twist based on the effective date of the
guidance, legally-married same-sex couples
who have not yet filed their 2012 returns
have a limited time to file as unmarried
taxpayers. If they file on or after September
16, 2013, they must file as married. In
addition, employers, employees and plan
administrators will need to sort out withholding,
pre- and after-tax benefits, retroactive
benefits, and refund opportunities.
If you know of a JMF client that might be affected by this please contact them as the September 16 deadline is almost here.
For much more information please read this:
At this time we are not sure how Alabama will apply this law for state of Alabama income tax returns. State law has no effect on Federal income tax returns.
The Alabama Accountability Act of 2013 signed into law earlier this year, provides Alabama state income tax credits for both:
This post will focus on the second Alabama tax credit listed above, the one for donations to qualifying scholarship-granting organizations.
This new Alabama tax credit is available for donations to qualifying scholarship-granting organization (SGOs). .
Individual taxpayers are limited to an Alabama tax credit of the lesser of $7,500, or their actual donation (a maximum of $7,500). Corporate taxpayers are allowed a credit equal to 100 percent of their donation. For all donors, the amount of the credit that can offset Alabama taxable income is limited to the lesser of 50% of their Alabama income tax liability or the amount of the allowable credit.
For individuals, their Alabama tax liability must be $15,000 or more in order to get the full benefit of the tax credit in the year the donation is made.
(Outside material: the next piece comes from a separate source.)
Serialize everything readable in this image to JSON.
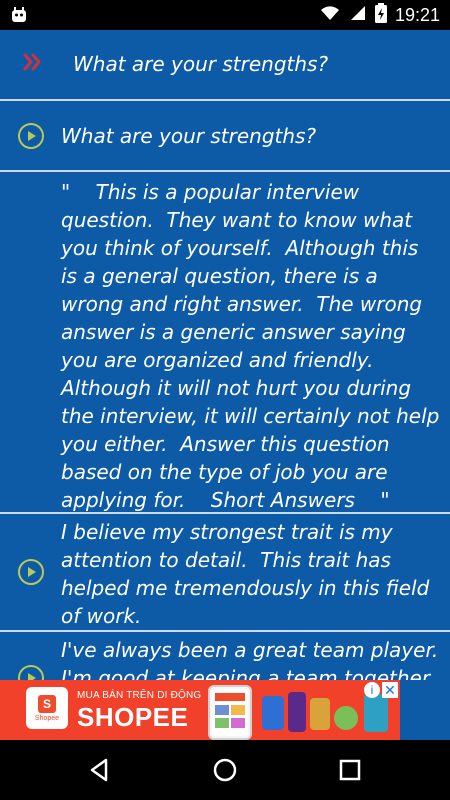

However, any limited portion of an allowable credit may be carried over for up to three tax years.
Credits may only be claimed once.
The federal tax effect is zero for individuals, unless the taxpayer is subject to the alternative minimum tax (AMT). The amount that is donated should provide a federal income tax deduction, subject to normal federal limitations. Keep in mind that any donated amounts that are eligible for an Alabama tax credit will reduce state income taxes. So for federal tax purposes, the state income tax deduction will likely decrease by the same amount that the charitable deduction increases. In other words, there may be no net change in Federal taxes for taxpayers that choose to make a donation to an SGO. For some taxpayers, who are pay alternative minimum taxes (AMT) on their Federal tax returns, the donation may reduce their AMT liability. For individuals who pay AMT, this reduction in Federal tax could be approximately $2,000, depending on the amount donated, the amount eligible for the state tax credit and the amount of AMT liability.
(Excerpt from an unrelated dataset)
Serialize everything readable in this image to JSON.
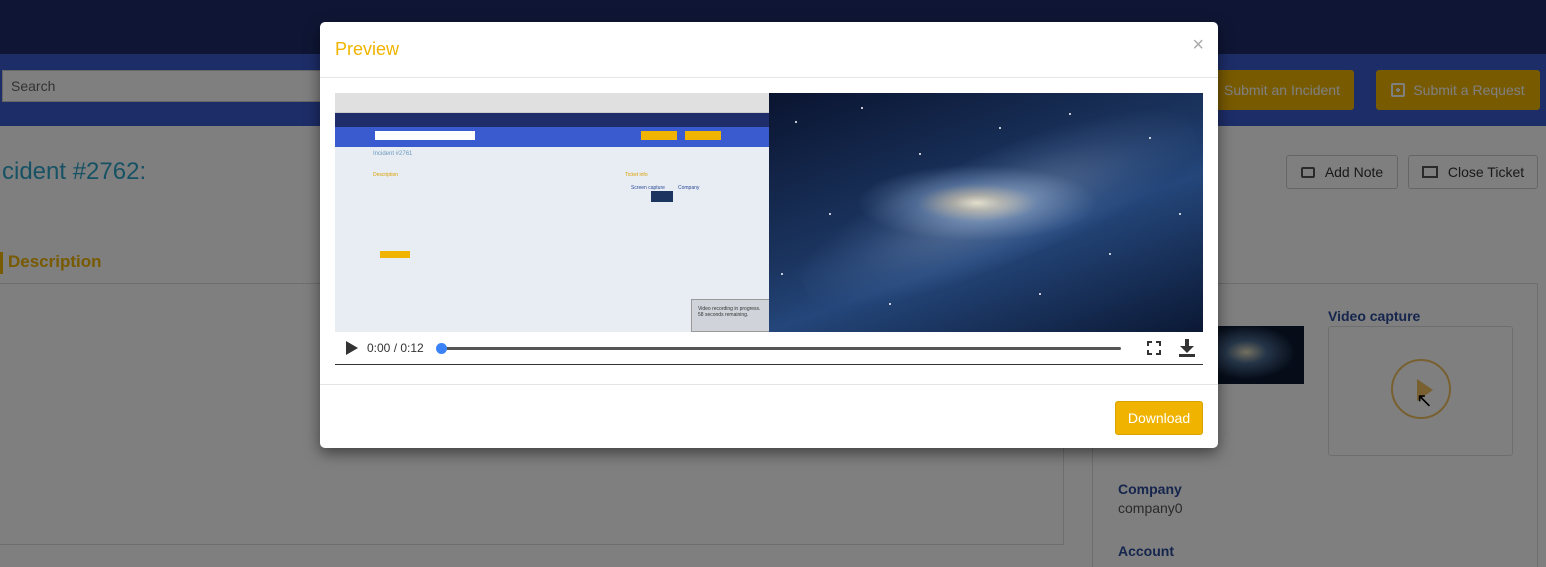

Organizations that wish to become an SGO must apply to the Alabama Department of Revenue (ADOR). Beginning August 1, 2013, the ADOR will notify qualified SGOs that they are included on a list of organizations approved to accept qualifying scholarship donations. There is a maximum of $25,000,000 in annual tax credits for this program.
Alabama Accountability Act of 2013
For a current list of SGOs maintained by the ADOR click here:
Scholarship Granting Organizations
For a current list of qualifying schools click here:
There may be a sense of urgency for taxpayers who wish to make these donations, as once the maximum of $25,000,000 in tax credits has been allocated, donations will not be eligible for the tax credits.
To make a donation that is eligible for the Alabama tax credit, taxpayers will need to reserve their tax credit by signing up with the Alabama Department of Revenue using the My Alabama Tax system (MAT). Click here for instructions:
Alabama Accountability Act Guidance
This summary is intended to provide an overview of the potential tax effects of making a donation under the Alabama Accountability Act of 2013. It should be noted that by making these donations, taxpayers in Alabama will be re-directing some of what they would have paid in state income taxes to fund scholarships for private schools. In Alabama, after deducting for the cost of collections and refunds, nearly all state income taxes go to the Alabama Education Trust Fund, to fund public schools.
Before making these donations, we recommend that all clients and friends consult with their tax advisor and contact the school and organization to which they wish to make a donation.